─── Data for review ───

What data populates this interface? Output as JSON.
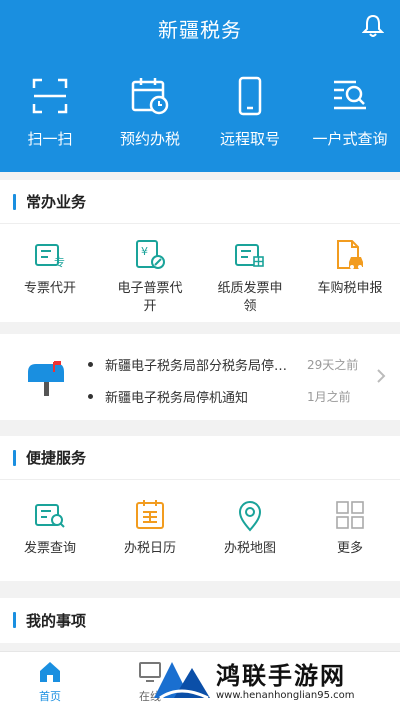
{
  "header": {
    "title": "新疆税务",
    "bell_icon": "bell-icon"
  },
  "top_actions": [
    {
      "label": "扫一扫",
      "icon": "scan-icon"
    },
    {
      "label": "预约办税",
      "icon": "calendar-clock-icon"
    },
    {
      "label": "远程取号",
      "icon": "phone-icon"
    },
    {
      "label": "一户式查询",
      "icon": "search-list-icon"
    }
  ],
  "common": {
    "title": "常办业务",
    "items": [
      {
        "label": "专票代开",
        "icon": "special-invoice-icon"
      },
      {
        "label": "电子普票代开",
        "icon": "e-invoice-icon"
      },
      {
        "label": "纸质发票申领",
        "icon": "paper-invoice-icon"
      },
      {
        "label": "车购税申报",
        "icon": "vehicle-tax-icon"
      }
    ]
  },
  "notices": [
    {
      "text": "新疆电子税务局部分税务局停机通知",
      "time": "29天之前"
    },
    {
      "text": "新疆电子税务局停机通知",
      "time": "1月之前"
    }
  ],
  "quick": {
    "title": "便捷服务",
    "items": [
      {
        "label": "发票查询",
        "icon": "invoice-search-icon"
      },
      {
        "label": "办税日历",
        "icon": "tax-calendar-icon"
      },
      {
        "label": "办税地图",
        "icon": "map-pin-icon"
      },
      {
        "label": "更多",
        "icon": "grid-more-icon"
      }
    ]
  },
  "mine": {
    "title": "我的事项"
  },
  "tabbar": [
    {
      "label": "首页",
      "active": true
    },
    {
      "label": "在线"
    }
  ],
  "watermark": {
    "text": "鸿联手游网",
    "url": "www.henanhonglian95.com"
  },
  "colors": {
    "primary": "#1a8fe0",
    "teal": "#1aa39a",
    "orange": "#f29c1f"
  }
}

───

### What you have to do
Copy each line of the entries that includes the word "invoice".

### Response for this exercise
        "icon": "special-invoice-icon"
        "icon": "e-invoice-icon"
        "icon": "paper-invoice-icon"
        "icon": "invoice-search-icon"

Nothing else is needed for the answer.